Now, given that many of you are likely working with limited resources, here are some tools and tricks for understanding your eligible audience and optimizing your email template. Several engagement tools in the marketplace, including StrongDelivery Tools for those using StrongMail Message Studio and standalone solutions like Pivotal Veracity Mailbox IQ, allow for the marketer to get row-level detail on the email rendering device. Knowing the size of your mobile audience will help you justify the budget to optimize your template for this on-the-go audience. Getting the template right should be left to the professionals; people who have learned from months of trial and error. If possible, you should consider outsourcing your first few templates and let somebody teach you the ropes.

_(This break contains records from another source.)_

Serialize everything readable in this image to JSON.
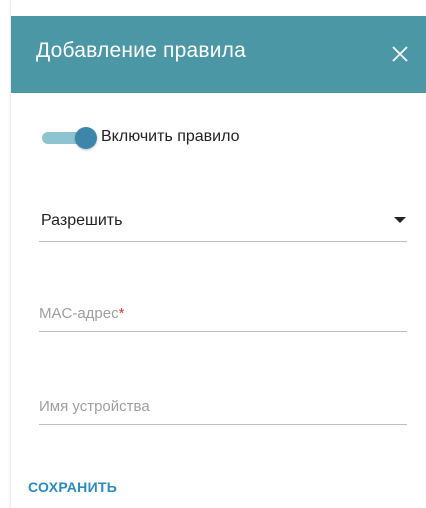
{
  "dialog": {
    "title": "Добавление правила",
    "close_icon": "close-icon"
  },
  "toggle": {
    "label": "Включить правило",
    "checked": true
  },
  "action_select": {
    "value": "Разрешить",
    "arrow_icon": "dropdown-arrow-icon"
  },
  "mac_field": {
    "placeholder": "MAC-адрес",
    "required_mark": "*",
    "value": ""
  },
  "name_field": {
    "placeholder": "Имя устройства",
    "value": ""
  },
  "save_button": {
    "label": "СОХРАНИТЬ"
  },
  "colors": {
    "header": "#4b97a6",
    "toggle_track": "#8ec3d0",
    "toggle_knob": "#3d86ab",
    "save_text": "#2a8bc0",
    "required": "#e53935"
  }
}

Your current email template may be great for customers using Gmail, Yahoo or Outlook, but you're going to significant reduce the potential of your impact of your campaigns by serving up the same template on a 3" screen. If you're going to ask them to pay attention to your message, you should make it easy for them to read, interact and respond to it.
Creating the right email experience based on the rendering device has always been a priority for the email marketer. Focusing a larger proportion of effort on the smart phone experience is money well spent. And there is no excuse for getting started – smart phone adoption is only going to increase.
Posted by: Tal Nathan at 1:42 PM
August 24, 2011 | Kara Trivunovic
Today, there are over 5 billion mobile subscribers worldwide (70% of the world’s population) – making it clear that mobile device technology is here to stay. In fact, it’s going to change the way we market forever, especially when it comes to email marketing.
A recent “Email on the Move: The Future of Mobile Messaging” study found “an explosive 81% growth in mobile email viewership.”
So if marketers want to have success in the years to come, they need to jump on the mobile email train and get up to speed on how this channel will affect messaging and design.
It isn’t as easy as taking online email templates and assuming they’ll fit into mobile screens. Email messaging needs to be formatted for a variety of mobile devices.
Add to that the growth in touch technology, which promises to add another twist to email design and you’ve got a host of new challenges on the email marketing horizon.
So in order to keep up with the changes in email marketing, consider the following points:
Not All Mobile Viewers Are Created Equal
According to a recent comScore study, approximately 20% of your email list will read your emails via their mobile devices.
More importantly, Morgan Stanley analysts concluded in a 2010 report that by 2015 mobile web access will be larger than desktop Internet use. But not all mobile subscribers view the same way.
Inherent in tablet design is the fact that users will have a more relaxed approach to viewing. They’ll most likely be sitting down and spending longer amounts of time. Contrast that to folks viewing their emails via smart phones while on the go.
As mobile email designs become more targeted (i.e., tablet, mobile phone), they’ll need to take into account not just mobile vs. desktop but device user profiles as well.
Mobile Emails Must Fit The Medium
The task of designing for the variety of screens is a growing discipline of expertise. You should incorporate these elements into your mobile email marketing design process:
- Use headers and subject lines to let subscribers know what’s in your email. If they have trouble opening your message, they’ll at least get a clue of your content.
- Keep your clickable links clear of each other. With varying mobile screen sizes, separating your links allows for cleaner clicks.
It’s clear that the answer to “if you should market via mobile,” is a resounding “YES”. That train has already left the station. Now it’s a matter of deciding how soon you will start.
Want some more email marketing resources? Check out our white papers!